Why Keith Moon Landed A Bad Reputation In The Music World

The mythos of rock 'n' roll is about more than just electric guitar and devil-may-care lyrics. In the 1960s and 1970s — arguably the prime time for the genre — rock stars were the center of a culture of groupies, trashed hotel rooms, and reckless abandon. Raucous law-breaking and boundary-busting were met with the simple phrase, "That's just rock 'n' roll, baby." But, of course, rock-star behavior often crossed the line into the destructive, disrespectful, and juvenile.

Keith Moon, drummer of the iconic British rock band The Who, was a central figure in constructing the rock 'n' roll reputation. On the road, on stage, and behind the curtain, Moon often got wrapped up in crazy antics under the guise of "just having fun." He raised hell, played not-so-practical jokes, and left extensive property damage in his wake. Because he was among the world's most celebrated rock stars, his actions — no matter how outrageous, destructive, or offensive — often had little or no consequences (for him, at least). Here's why Moon earned a reputation for causing mayhem in the music world.

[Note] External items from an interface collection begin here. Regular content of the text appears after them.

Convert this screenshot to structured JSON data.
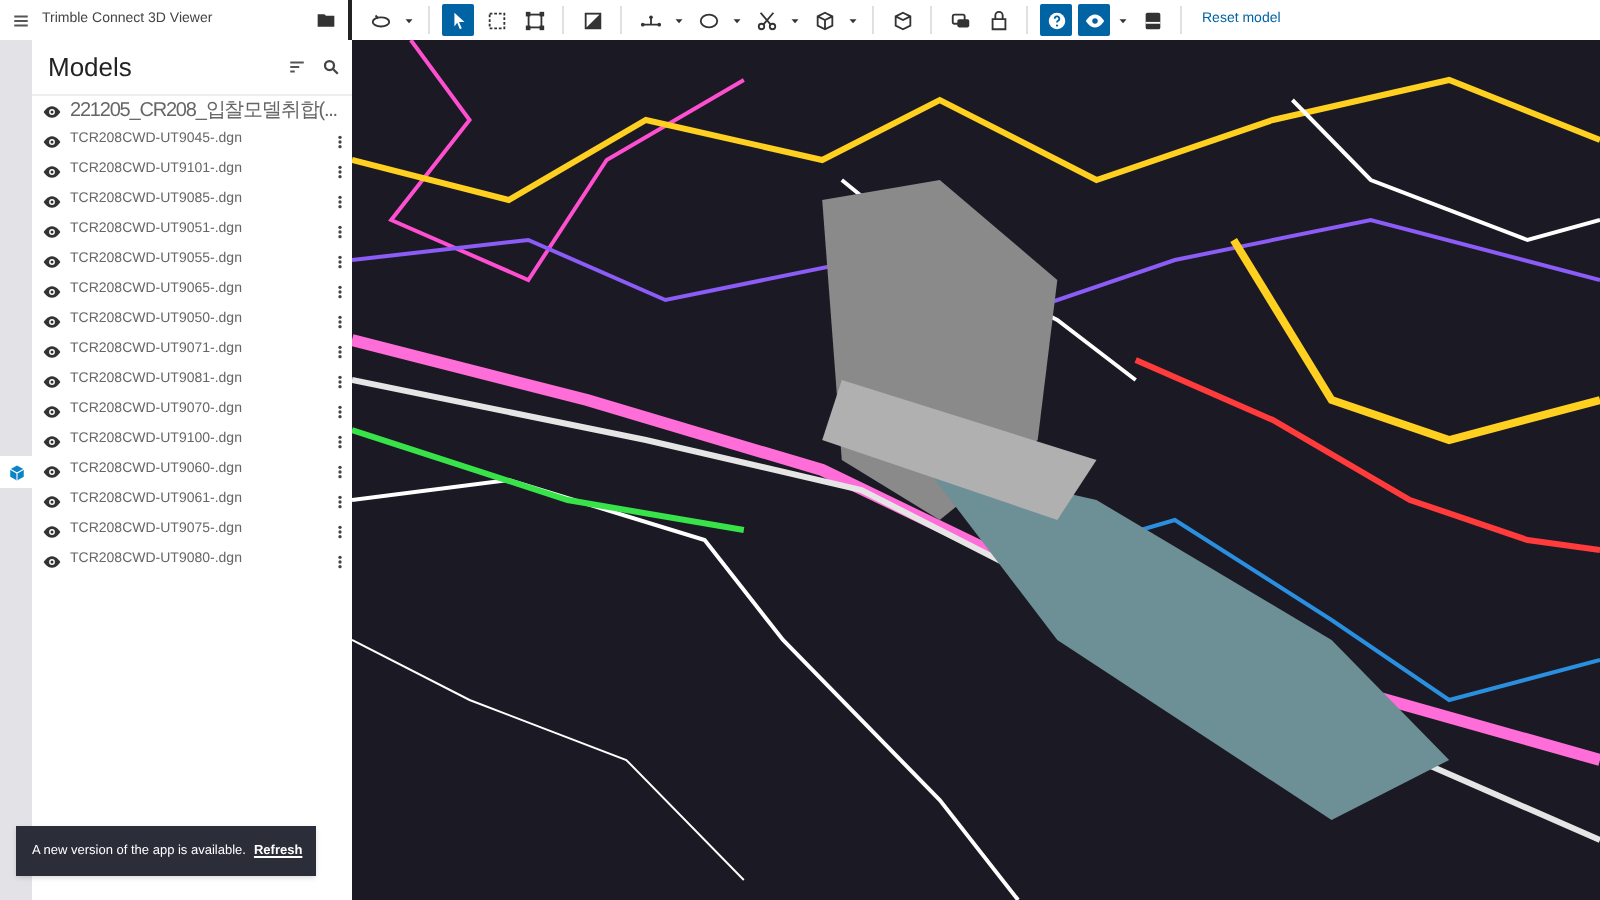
{
  "app_bar": {
    "title": "Trimble Connect 3D Viewer"
  },
  "toolbar": {
    "tools": [
      {
        "selected": false,
        "has_menu": true
      },
      {
        "selected": true,
        "has_menu": false
      },
      {
        "selected": false,
        "has_menu": false
      },
      {
        "selected": false,
        "has_menu": false
      },
      {
        "selected": false,
        "has_menu": false
      },
      {
        "selected": false,
        "has_menu": true
      },
      {
        "selected": false,
        "has_menu": true
      },
      {
        "selected": false,
        "has_menu": true
      },
      {
        "selected": false,
        "has_menu": true
      },
      {
        "selected": false,
        "has_menu": false
      },
      {
        "selected": false,
        "has_menu": false
      },
      {
        "selected": false,
        "has_menu": false
      },
      {
        "selected": true,
        "has_menu": false
      },
      {
        "selected": true,
        "has_menu": true
      },
      {
        "selected": false,
        "has_menu": false
      }
    ],
    "reset_link": "Reset model"
  },
  "side_rail": {
    "models_tab_selected": true
  },
  "models_panel": {
    "title": "Models",
    "items": [
      {
        "name": "221205_CR208_입찰모델취합(...",
        "visible": true
      },
      {
        "name": "TCR208CWD-UT9045-.dgn",
        "visible": true
      },
      {
        "name": "TCR208CWD-UT9101-.dgn",
        "visible": true
      },
      {
        "name": "TCR208CWD-UT9085-.dgn",
        "visible": true
      },
      {
        "name": "TCR208CWD-UT9051-.dgn",
        "visible": true
      },
      {
        "name": "TCR208CWD-UT9055-.dgn",
        "visible": true
      },
      {
        "name": "TCR208CWD-UT9065-.dgn",
        "visible": true
      },
      {
        "name": "TCR208CWD-UT9050-.dgn",
        "visible": true
      },
      {
        "name": "TCR208CWD-UT9071-.dgn",
        "visible": true
      },
      {
        "name": "TCR208CWD-UT9081-.dgn",
        "visible": true
      },
      {
        "name": "TCR208CWD-UT9070-.dgn",
        "visible": true
      },
      {
        "name": "TCR208CWD-UT9100-.dgn",
        "visible": true
      },
      {
        "name": "TCR208CWD-UT9060-.dgn",
        "visible": true
      },
      {
        "name": "TCR208CWD-UT9061-.dgn",
        "visible": true
      },
      {
        "name": "TCR208CWD-UT9075-.dgn",
        "visible": true
      },
      {
        "name": "TCR208CWD-UT9080-.dgn",
        "visible": true
      }
    ]
  },
  "toast": {
    "message": "A new version of the app is available.",
    "action": "Refresh"
  }
}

Keith Moon played with fire(crackers)

When The Who performed on U.S. television for the first time, they made their debut with a literal bang. On September 17, 1967, the band appeared on "The Smothers Brothers Comedy Hour" with a performance of their hit "My Generation." According to History, Keith Moon was already in the habit of loading his bass drum with explosives, but for this particular performance, he packed the drum with more explosives than ever before.

The resulting explosion set off a cloud of white smoke and nearly knocked the band off the stage. It singed guitarist Pete Townshend's hair, left Moon with shrapnel embedded in his arm, and even knocked the show off the air by obscuring the cameras. According to Rolling Stone, the explosive finale even caused fellow guest, the actor Bette Davis, to faint in the wings. It was also rumored to be a contributing factor to Townshend's loss of hearing later in life, but his years of performing with amplified rock 'n' roll sound were likely more to blame.

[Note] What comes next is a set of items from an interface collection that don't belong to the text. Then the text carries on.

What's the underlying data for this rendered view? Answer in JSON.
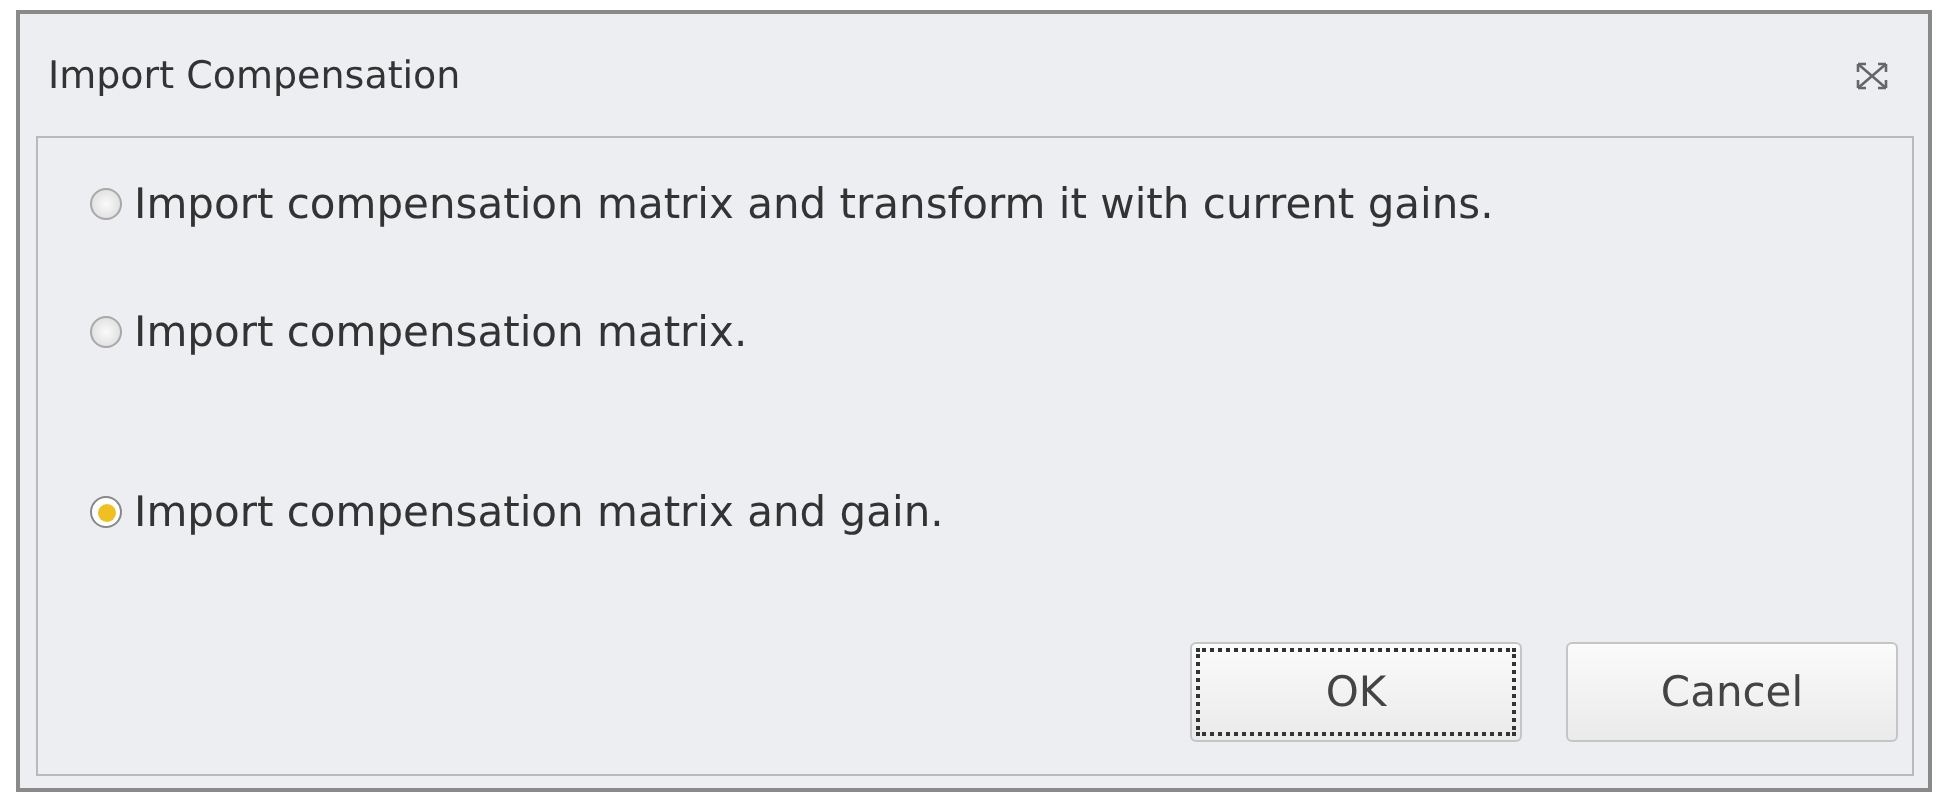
{
  "window": {
    "title": "Import Compensation"
  },
  "options": [
    {
      "label": "Import compensation matrix and transform it with current gains.",
      "selected": false
    },
    {
      "label": "Import compensation matrix.",
      "selected": false
    },
    {
      "label": "Import compensation matrix and gain.",
      "selected": true
    }
  ],
  "buttons": [
    {
      "label": "OK",
      "focused": true
    },
    {
      "label": "Cancel",
      "focused": false
    }
  ]
}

The destructive impacts of that particular explosion did not deter Moon from continuing to play with fire. Later that year, while on tour with opening band Herd, Moon wired keyboardist Andy Bown's keyboard with firecrackers and detonated them during Herd's set.

Keith Moon's hotel-room-trashing gave rock a reputation for destruction

The Who's 1972 tour solidified Keith Moon's reputation as a whirling dervish of destruction when it came to ritzy hotel rooms. While staying in Copenhagen, Denmark in August 1972, Moon asked Pete Townshend to help him move the waterbed from his room to the elevator, with the intention of sending it down to the lobby for whatever reason, per Rolling Stone. While they tried to lift the water-filled mattress from its frame, the mattress burst, sending a flood of water into the hotel's hallway.

Foreseeing the money the band would have to pay in damages, Moon called the hotel manager and told him the mattress had burst and destroyed his stage wardrobe. The manager apologized and moved Moon to the Presidential Suite, which was full of antiques. Of course, the band later took to the suite like bulls in a china shop and trashed the place.

During the same tour, Moon invaded bassist John Entwistle's room at Paris George V hotel while Entwistle was sitting down for a French feast. The drummer ate some of Entwistle's steak, poured vintage Bordeaux on the carpet, peed on the wall, and then passed out. Entwistle exacted his revenge by demolishing Moon's room and dropping the unconscious Moon among the ruins. Moon woke up from his blackout and believed he had caused the damage himself.

Keith Moon's jokes often went too far

Keith Moon's jokes and pranks often pushed boundaries by scaring and offending onlookers. According to Rolling Stone, he would use police bullhorns or hidden speakers to scare locals with fake public service announcements while visiting quiet villages in England. The PSAs warned locals about fake threats like tidal waves and poisonous snakes.

Another recurring schtick that was similarly disruptive — and sometimes offensive — was his penchant for roleplaying in costume. One of his go-to characters was a bald vicar who would scream obscenities at passing elderly ladies. During one of these public "performances," the vicar character was dragged into Moon's Rolls Royce by two "gangsters," prompting a local police officer to intervene.

Last, but certainly not least in terms of bad taste, was the time in 1970 when Moon dressed as a Nazi for a photoshoot and then went out for a drink in the uniform. Moon was only motivated further once he was thrown out of a German bar, and he proceeded to commit to the Nazi character for several days, even renting a convertible and riding it through a particularly Jewish neighborhood in London.